Mar 05, 2018
November 28, 2016
Are you prepared for the rising threat of ransomware?
With almost 40% of UK businesses reportedly being targeted, ransomware threats are increasing. Organisations of all sizes are being attacked including universities and even NHS Trusts. How do you ensure your business keeps going when you are targeted by ransomware?
Ransomware is a type of malware that prevents or limits users from accessing their systems. It does this either by locking the system’s screen or locking the user files. Information is usually, but not always, returned after the ransom is paid. The ransomware is delivered in various ways and often unspotted by the user coming via websites, clicking on links or emails.
Comic Relief was a recent victim. The ransomware put the Comic Relief servers out of action for 3 days, with employees not able to access Internet services, email or their files. It isn’t just high profile organisations that suffer though, no business is too small to be hacked.
At Atlas, we offer backup and disaster recovery services to help in the event of ransomware or other cyber-attacks. Many companies we speak to recognise the threats but surprisingly few are seemingly ready to set up comprehensive defences against them. What can companies do to tackle these types of attacks?
You should first assess the following three key factors; How sensitive is the data? How will your company profile be affected? Can you restore your data from another source? These factors may take time to consider which could cause problems if your company isn’t fully functioning in its day to day activities.
Prevention is the best defence. With various layered defences available such as firewalls, anti-malware and spam filters you can begin to lessen the threat. Vigilance is important, so staff training about the issue is critical with care taken over what emails and websites they open. Once the malware gets into your files, however, these measures become obsolete.

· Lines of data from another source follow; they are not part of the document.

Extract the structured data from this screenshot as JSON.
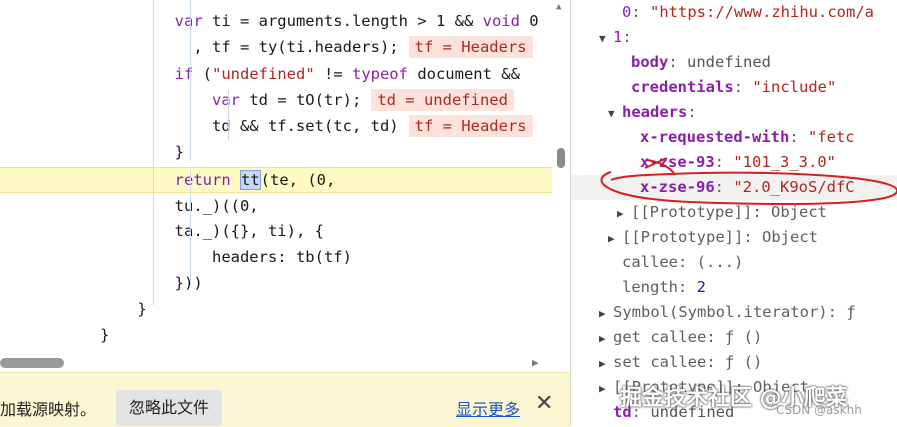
{
  "code": {
    "lines": [
      {
        "parts": [
          [
            "",
            "        "
          ],
          [
            "kw",
            "var"
          ],
          [
            "",
            " ti = arguments.length > 1 && "
          ],
          [
            "kw",
            "void"
          ],
          [
            "",
            " 0"
          ]
        ],
        "inline": ""
      },
      {
        "parts": [
          [
            "",
            "          , tf = ty(ti.headers);"
          ]
        ],
        "inline": "tf = Headers"
      },
      {
        "parts": [
          [
            "",
            "        "
          ],
          [
            "kw",
            "if"
          ],
          [
            "",
            " ("
          ],
          [
            "str",
            "\"undefined\""
          ],
          [
            "",
            " != "
          ],
          [
            "kw",
            "typeof"
          ],
          [
            "",
            " document && "
          ]
        ],
        "inline": ""
      },
      {
        "parts": [
          [
            "",
            "            "
          ],
          [
            "kw",
            "var"
          ],
          [
            "",
            " td = tO(tr);"
          ]
        ],
        "inline": "td = undefined"
      },
      {
        "parts": [
          [
            "",
            "            td && tf.set(tc, td)"
          ]
        ],
        "inline": "tf = Headers"
      },
      {
        "parts": [
          [
            "",
            "        }"
          ]
        ],
        "inline": ""
      },
      {
        "parts": [
          [
            "",
            "        "
          ],
          [
            "kw",
            "return"
          ],
          [
            "",
            " "
          ],
          [
            "sel",
            "tt"
          ],
          [
            "",
            "(te, (0,"
          ]
        ],
        "inline": ""
      },
      {
        "parts": [
          [
            "",
            "        tu._)((0,"
          ]
        ],
        "inline": ""
      },
      {
        "parts": [
          [
            "",
            "        ta._)({}, ti), {"
          ]
        ],
        "inline": ""
      },
      {
        "parts": [
          [
            "",
            "            headers: tb(tf)"
          ]
        ],
        "inline": ""
      },
      {
        "parts": [
          [
            "",
            "        }))"
          ]
        ],
        "inline": ""
      },
      {
        "parts": [
          [
            "",
            "    }"
          ]
        ],
        "inline": ""
      },
      {
        "parts": [
          [
            "",
            "}"
          ]
        ],
        "inline": ""
      }
    ]
  },
  "notice": {
    "text": "加载源映射。",
    "ignore_button": "忽略此文件",
    "show_more": "显示更多",
    "close": "✕"
  },
  "tree": {
    "rows": [
      {
        "indent": 3,
        "tri": "",
        "key": "0",
        "bold": false,
        "sep": ": ",
        "val": "\"https://www.zhihu.com/a",
        "vtype": "s"
      },
      {
        "indent": 2,
        "tri": "▼",
        "key": "1",
        "bold": false,
        "sep": ":",
        "val": "",
        "vtype": "u"
      },
      {
        "indent": 4,
        "tri": "",
        "key": "body",
        "bold": true,
        "sep": ": ",
        "val": "undefined",
        "vtype": "u"
      },
      {
        "indent": 4,
        "tri": "",
        "key": "credentials",
        "bold": true,
        "sep": ": ",
        "val": "\"include\"",
        "vtype": "s"
      },
      {
        "indent": 3,
        "tri": "▼",
        "key": "headers",
        "bold": true,
        "sep": ":",
        "val": "",
        "vtype": "u"
      },
      {
        "indent": 5,
        "tri": "",
        "key": "x-requested-with",
        "bold": true,
        "sep": ": ",
        "val": "\"fetc",
        "vtype": "s"
      },
      {
        "indent": 5,
        "tri": "",
        "key": "x-zse-93",
        "bold": true,
        "sep": ": ",
        "val": "\"101_3_3.0\"",
        "vtype": "s"
      },
      {
        "indent": 5,
        "tri": "",
        "key": "x-zse-96",
        "bold": true,
        "sep": ": ",
        "val": "\"2.0_K9oS/dfC",
        "vtype": "s"
      },
      {
        "indent": 4,
        "tri": "▶",
        "key": "[[Prototype]]",
        "bold": false,
        "sep": ": ",
        "val": "Object",
        "vtype": "g"
      },
      {
        "indent": 3,
        "tri": "▶",
        "key": "[[Prototype]]",
        "bold": false,
        "sep": ": ",
        "val": "Object",
        "vtype": "g"
      },
      {
        "indent": 3,
        "tri": "",
        "key": "callee",
        "bold": false,
        "sep": ": ",
        "val": "(...)",
        "vtype": "g"
      },
      {
        "indent": 3,
        "tri": "",
        "key": "length",
        "bold": false,
        "sep": ": ",
        "val": "2",
        "vtype": "n"
      },
      {
        "indent": 2,
        "tri": "▶",
        "key": "Symbol(Symbol.iterator)",
        "bold": false,
        "sep": ": ",
        "val": "ƒ",
        "vtype": "g"
      },
      {
        "indent": 2,
        "tri": "▶",
        "key": "get callee",
        "bold": false,
        "sep": ": ",
        "val": "ƒ ()",
        "vtype": "g"
      },
      {
        "indent": 2,
        "tri": "▶",
        "key": "set callee",
        "bold": false,
        "sep": ": ",
        "val": "ƒ ()",
        "vtype": "g"
      },
      {
        "indent": 2,
        "tri": "▶",
        "key": "[[Prototype]]",
        "bold": false,
        "sep": ": ",
        "val": "Object",
        "vtype": "g"
      },
      {
        "indent": 2,
        "tri": "",
        "key": "td",
        "bold": true,
        "sep": ": ",
        "val": "undefined",
        "vtype": "u"
      }
    ]
  },
  "watermark": "掘金技术社区 @小爬菜",
  "csdn_mark": "CSDN @askhh"
}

Backups and disaster recovery services are the most reliable method for recovering infected systems. If you have a second copy of your data held somewhere else and untouched, damage can be limited. The question then is how quickly you can restore the data safely. Being prepared to react, even having an outline of measures to be taken helps organise your response. Having a disaster recovery plan in place will ensure that you will not lose considerable amounts of time and money trying to recover when ransomware strikes.